Earth Notes: On the APPGIE meeting - Taking the Carbon out of Heat (2017/11)
Some very brief notes and observations from the meeting in Committee Room 19, House of Commons, Westminster on the morning of 2017/11/22. These are cut and pasted mainly from my Twitter stream. Also see hashtag #CarbonOutOfHeat, and handle @appgie.
This event will look at how to decarbonise the 20% of emissions that comes from heating the UK’s 28 million homes. A Policy Exchange report last year, ‘Too Hot to Handle’ highlighted that the previous Government’s plan to decarbonise heating by fitting electric heat pumps in most homes by 2050 would cost about £300 billion. All in all costing as much as £12,000 per household to deliver the plans to reduce carbon emissions from domestic heating. Before 2050 around 26 million homes will each require new low carbon installations – the equivalent of ten Milton Keynes’ each year. This event will explore options on how to do this in a cost effective and timely manner. It will be difficult to meet our renewable generation targets, let alone our decarbonisation targets, without looking at the carbon impacts of our heat use. We need to apply the same effort to decarbonising heat as has been applied to electricity.
Chair: Peter Aldous MP
- Neil Schofield, Head of Sustainable Development, Worcester Bosch
- Dr Tim Rotheray (@trotheray), Director, The Association for Decentralised Energy

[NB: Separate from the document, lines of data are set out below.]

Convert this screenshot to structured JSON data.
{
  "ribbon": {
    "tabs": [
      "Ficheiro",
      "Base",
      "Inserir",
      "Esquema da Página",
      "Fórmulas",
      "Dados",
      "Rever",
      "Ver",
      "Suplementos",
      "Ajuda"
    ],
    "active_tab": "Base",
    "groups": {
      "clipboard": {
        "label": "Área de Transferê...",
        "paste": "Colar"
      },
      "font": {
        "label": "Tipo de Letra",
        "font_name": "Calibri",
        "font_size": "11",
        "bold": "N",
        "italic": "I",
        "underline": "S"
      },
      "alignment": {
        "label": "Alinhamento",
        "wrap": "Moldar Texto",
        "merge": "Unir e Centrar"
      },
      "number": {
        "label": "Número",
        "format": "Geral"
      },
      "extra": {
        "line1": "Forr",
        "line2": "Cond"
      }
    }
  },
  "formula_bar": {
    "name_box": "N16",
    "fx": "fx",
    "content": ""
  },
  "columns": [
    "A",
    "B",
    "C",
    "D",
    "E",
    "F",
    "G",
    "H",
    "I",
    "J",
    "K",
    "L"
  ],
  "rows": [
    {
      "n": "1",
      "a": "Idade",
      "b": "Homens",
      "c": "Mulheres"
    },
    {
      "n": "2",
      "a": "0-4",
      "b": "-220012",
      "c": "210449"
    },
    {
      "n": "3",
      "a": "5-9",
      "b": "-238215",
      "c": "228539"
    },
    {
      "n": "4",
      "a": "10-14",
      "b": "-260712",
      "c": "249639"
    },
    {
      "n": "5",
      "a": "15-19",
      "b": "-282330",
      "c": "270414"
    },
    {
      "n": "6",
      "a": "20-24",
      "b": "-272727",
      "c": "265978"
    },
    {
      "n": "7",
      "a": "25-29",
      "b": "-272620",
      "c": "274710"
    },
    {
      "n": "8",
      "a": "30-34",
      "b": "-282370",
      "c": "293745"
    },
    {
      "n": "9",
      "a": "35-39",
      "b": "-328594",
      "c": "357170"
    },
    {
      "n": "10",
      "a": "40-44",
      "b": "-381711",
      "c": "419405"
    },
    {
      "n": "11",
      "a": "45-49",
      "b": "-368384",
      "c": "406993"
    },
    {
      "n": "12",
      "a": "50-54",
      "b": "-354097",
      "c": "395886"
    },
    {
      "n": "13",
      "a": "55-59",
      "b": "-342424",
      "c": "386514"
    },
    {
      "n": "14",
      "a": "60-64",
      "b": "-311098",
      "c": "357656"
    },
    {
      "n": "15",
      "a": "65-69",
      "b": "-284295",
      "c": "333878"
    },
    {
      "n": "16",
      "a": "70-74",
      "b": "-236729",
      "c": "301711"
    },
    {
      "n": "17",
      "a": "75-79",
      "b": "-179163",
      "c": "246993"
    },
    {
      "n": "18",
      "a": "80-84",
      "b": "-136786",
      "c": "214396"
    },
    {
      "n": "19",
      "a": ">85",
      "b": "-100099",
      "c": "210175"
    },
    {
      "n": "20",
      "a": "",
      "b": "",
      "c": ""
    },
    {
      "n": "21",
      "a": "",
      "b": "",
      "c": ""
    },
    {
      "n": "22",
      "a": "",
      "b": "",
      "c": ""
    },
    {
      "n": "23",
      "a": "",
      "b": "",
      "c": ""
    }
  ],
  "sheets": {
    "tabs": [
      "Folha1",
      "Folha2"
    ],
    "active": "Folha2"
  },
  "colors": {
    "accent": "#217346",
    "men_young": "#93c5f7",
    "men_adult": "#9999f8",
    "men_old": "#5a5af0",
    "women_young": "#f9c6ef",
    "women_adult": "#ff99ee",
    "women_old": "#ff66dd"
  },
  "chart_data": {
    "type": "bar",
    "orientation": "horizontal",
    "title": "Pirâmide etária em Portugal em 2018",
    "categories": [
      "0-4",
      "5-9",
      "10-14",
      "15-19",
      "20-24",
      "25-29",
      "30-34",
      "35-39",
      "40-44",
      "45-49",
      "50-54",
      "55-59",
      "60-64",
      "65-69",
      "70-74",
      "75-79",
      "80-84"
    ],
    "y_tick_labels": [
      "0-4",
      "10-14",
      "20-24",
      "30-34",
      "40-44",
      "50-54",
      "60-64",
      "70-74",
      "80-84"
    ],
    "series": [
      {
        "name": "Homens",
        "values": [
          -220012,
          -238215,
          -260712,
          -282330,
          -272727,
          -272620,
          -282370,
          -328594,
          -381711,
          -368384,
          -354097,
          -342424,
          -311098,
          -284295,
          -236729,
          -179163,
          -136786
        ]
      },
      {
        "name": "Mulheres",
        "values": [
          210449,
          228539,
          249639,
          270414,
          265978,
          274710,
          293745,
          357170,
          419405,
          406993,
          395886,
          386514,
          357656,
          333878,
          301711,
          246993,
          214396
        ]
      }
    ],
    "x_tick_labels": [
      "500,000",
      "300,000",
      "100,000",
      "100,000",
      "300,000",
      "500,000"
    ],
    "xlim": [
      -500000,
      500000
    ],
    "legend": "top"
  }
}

- Dave Pearson, Director, Star Renewable Energy
- Andrew Haslett, Chief Engineer, Energy Technologies Institute
- Jenny Hill (@Jenny_C_Hill), Head of Buildings, Industry and Bioenergy, Committee of Climate Change
Includes some minor edits for fumble-fingered typos while tweeting.
- Jenny Hill of CCC says 23M UK homes on gas grid.
- Jenny Hill on heat pumps £300bn CAPEX bill but defanged by OPEX and other benefits such as energy security. Cost of kWh heat similar for heat pump and gas now.
- [Cost of kWh of *heat* from electricity with heat pump can already be lower than gas with half-decent CoP.]
- Tim Rothersay says heat is bad or boring: customers just want to be kept warm at a price.
- Gov says ~20% of heat should be on district heat.
- District heat works best in dense urban areas.
- UK district heat costs higher than eg Germany and France and regulations weak compared to gas and electricity.
- [TR says RHI model wrong (and he helped design it) because heating is distress purchase not business investment. Talking HaaS!]
- Dave Pearson talking about river source heat pumps.
- Points out that fossil fuel imports increasingly bad for balance of trade never mind CO2.
- Maybe PAYG heat pumps part of soln, already happening in Austria. Maybe #HaaS baby steps?
- Update SAP with current electricity carbon intensity [else perverse incentives to do the wrong things].
- Andrew H of ETI talking about domestic retrofit.
- Balance between building efficiency and fuel carbon intensity.
- Significant defects in existing housing stock.
- Comfort may be more important than payback in many cases.
- Some simple supply issues to fix such as SRMHRV pipes long enough to get through fatter properly insulated wall!
- Answering Qs: 1.6M gas boiler sales per year in UK, and biggest market in world.
- NS suggests all new build should get heat pumps. What about balance of gas
boiler sales over current 18k heat pump sales?
He didn’t seem keen to erode his market share of gas boilers! New builds are already very [efficient] and obvious choices for heat pumps but developers want change as it effects their bottom line. Old housing stock is where the big carbon will be saved, not a 3kW new build 2 bed
- Everyone furiously agreeing on #HaaS and improved controls.
- Also should aspire to CoP of 4 for heat pumps.
- Lots of talk about hybrid e+g heating, he small heat pump plus gas to cover peak demand. But can't do CCS with 23M nat gas boilers.